Looking for a certain type of 3D printing filament, but unsure of the technical specifications? Don’t want to trawl the internet trying to sift through endless data about all the different materials available? Save yourself time and download this free filament comparison guide created in collaboration with Three dot zero studios. The comparison guide is unique in it has been created from gathering the information from major 3D printing filament manufacturers and collated in an easy to read table. Linking this to our curriculum, it is a great free resource that can be used alongside our lessons on 3D printing and materials. To download the free materials comparison guide, click the tab to the left to download.
Along with the definitions of what the abbreviations stand for, there is also vital data about how to print with the filament e.g. what printing and bed temperatures should the filament print at, along with technical properties such as strength, flexibility, durability and how difficult it is to print with. In an education setting this would be a perfect resource that could be laminated and placed on the wall behind the 3D printer. You could also print this off and use as a lesson resource in your schemes of learning. The comparison also includes a very handy ‘Typical uses’ column, where you can quickly see what would be the best material to use if you are 3D printing a fully functional part.
Another interesting column in the filament comparison is the ‘Shrinkage’ column. When designing parts with accuracy, this is a major design point to consider. How much will the material shrink when cooling down. Also, it’s handy to see what materials will work with your 3D printer in terms of the build plate adhesion. If you use blue tape then certain materials won’t be suitable as they will need a heated build platform.
The guide was created by Craig Rich who kindly made it available to our community. Craig told us;
“Running a knowledge-focussed support company, I was looking around for a one-stop-shop guide that compared the most common variables for 3D Printing materials. In looking at over 20 guides online, it became apparent that there was no simple guide that offered a clear comparison. There are a lot of detailed resources out there, but quite a lot of conflicting information which is hard to sift through. I researched a lot of sites for points of commonality and compiled the materials guide in a format designed to be printed and stuck on a wall.
We are thrilled to be able to include this information in the Learn by Layers curriculum, and hope that students and teachers find it a useful resource.”
We’d like to thank Craig for sharing the guide into the education community and his support of 3D printing and education.

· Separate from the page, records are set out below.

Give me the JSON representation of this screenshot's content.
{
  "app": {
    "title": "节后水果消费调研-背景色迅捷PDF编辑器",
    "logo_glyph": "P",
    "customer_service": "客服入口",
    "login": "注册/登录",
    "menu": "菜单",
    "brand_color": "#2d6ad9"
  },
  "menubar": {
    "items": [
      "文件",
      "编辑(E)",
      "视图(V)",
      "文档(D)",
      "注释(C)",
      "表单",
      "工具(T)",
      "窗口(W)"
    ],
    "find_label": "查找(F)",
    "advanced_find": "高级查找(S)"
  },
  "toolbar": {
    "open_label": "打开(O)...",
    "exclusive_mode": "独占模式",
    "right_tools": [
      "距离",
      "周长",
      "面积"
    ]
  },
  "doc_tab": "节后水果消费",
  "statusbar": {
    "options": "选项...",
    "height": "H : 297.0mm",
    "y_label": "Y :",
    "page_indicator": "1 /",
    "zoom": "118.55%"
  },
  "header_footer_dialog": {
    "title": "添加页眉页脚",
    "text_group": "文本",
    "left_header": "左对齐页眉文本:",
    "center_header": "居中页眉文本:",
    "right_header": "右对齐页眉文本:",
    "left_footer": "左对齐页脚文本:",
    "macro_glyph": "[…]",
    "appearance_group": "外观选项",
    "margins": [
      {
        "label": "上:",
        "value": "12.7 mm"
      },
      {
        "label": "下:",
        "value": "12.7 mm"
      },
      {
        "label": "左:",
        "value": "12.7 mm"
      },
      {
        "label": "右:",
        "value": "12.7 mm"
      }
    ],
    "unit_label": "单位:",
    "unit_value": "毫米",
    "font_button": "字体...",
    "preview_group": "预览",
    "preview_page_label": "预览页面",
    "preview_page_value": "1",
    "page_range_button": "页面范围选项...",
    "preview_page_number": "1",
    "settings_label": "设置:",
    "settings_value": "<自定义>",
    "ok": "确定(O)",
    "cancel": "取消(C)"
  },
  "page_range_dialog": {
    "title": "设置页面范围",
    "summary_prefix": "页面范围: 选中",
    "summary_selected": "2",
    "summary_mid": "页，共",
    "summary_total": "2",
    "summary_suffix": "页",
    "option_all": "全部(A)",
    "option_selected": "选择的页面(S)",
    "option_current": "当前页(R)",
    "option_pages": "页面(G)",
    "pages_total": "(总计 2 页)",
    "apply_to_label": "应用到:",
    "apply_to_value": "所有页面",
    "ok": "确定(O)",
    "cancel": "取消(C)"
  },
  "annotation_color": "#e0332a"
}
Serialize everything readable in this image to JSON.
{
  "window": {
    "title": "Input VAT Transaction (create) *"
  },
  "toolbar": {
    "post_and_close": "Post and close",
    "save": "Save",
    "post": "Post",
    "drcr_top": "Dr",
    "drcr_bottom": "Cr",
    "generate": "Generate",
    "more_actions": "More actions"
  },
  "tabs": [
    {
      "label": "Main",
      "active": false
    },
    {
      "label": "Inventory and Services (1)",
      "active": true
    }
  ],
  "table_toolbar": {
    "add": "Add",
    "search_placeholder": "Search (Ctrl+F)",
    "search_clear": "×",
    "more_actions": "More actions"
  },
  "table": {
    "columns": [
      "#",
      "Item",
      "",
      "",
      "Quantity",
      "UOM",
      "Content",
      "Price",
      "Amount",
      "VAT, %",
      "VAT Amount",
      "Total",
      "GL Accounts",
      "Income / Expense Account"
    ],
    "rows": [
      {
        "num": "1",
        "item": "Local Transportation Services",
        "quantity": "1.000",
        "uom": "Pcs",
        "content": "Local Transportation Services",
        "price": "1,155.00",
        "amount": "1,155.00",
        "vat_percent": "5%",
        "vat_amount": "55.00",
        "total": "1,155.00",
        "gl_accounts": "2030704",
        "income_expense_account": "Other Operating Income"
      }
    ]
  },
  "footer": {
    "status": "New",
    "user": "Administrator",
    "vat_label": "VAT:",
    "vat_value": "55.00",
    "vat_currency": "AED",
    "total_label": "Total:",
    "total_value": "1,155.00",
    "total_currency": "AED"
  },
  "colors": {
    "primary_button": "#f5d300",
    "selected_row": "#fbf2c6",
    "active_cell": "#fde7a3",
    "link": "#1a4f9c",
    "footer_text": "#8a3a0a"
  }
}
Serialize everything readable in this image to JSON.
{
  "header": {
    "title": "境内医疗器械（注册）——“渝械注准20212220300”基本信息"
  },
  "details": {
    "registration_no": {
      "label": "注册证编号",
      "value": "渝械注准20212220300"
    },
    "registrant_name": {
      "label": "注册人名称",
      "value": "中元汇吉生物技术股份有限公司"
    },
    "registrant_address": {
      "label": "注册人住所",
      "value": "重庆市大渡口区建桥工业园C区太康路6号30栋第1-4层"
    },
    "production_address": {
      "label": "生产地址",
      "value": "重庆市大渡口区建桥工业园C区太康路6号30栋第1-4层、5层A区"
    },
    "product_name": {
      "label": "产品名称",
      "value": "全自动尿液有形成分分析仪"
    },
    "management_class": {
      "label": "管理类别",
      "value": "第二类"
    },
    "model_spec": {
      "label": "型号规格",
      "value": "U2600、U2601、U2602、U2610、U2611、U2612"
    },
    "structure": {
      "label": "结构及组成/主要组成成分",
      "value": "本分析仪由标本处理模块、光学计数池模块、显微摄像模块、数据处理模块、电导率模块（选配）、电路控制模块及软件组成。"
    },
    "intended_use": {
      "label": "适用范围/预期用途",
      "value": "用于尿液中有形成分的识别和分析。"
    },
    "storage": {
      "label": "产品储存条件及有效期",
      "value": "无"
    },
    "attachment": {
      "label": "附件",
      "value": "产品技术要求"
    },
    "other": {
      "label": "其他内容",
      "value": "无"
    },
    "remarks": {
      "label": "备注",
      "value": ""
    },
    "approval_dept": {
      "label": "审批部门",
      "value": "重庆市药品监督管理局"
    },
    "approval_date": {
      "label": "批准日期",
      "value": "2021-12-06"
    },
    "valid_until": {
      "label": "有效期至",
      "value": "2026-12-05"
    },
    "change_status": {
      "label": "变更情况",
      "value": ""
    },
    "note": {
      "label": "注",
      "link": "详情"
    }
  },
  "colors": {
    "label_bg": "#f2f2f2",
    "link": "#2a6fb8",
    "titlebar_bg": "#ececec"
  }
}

To download the guide use the panel to the left.
To learn more about 3D printing and education and some of the lessons we offer schools, click here.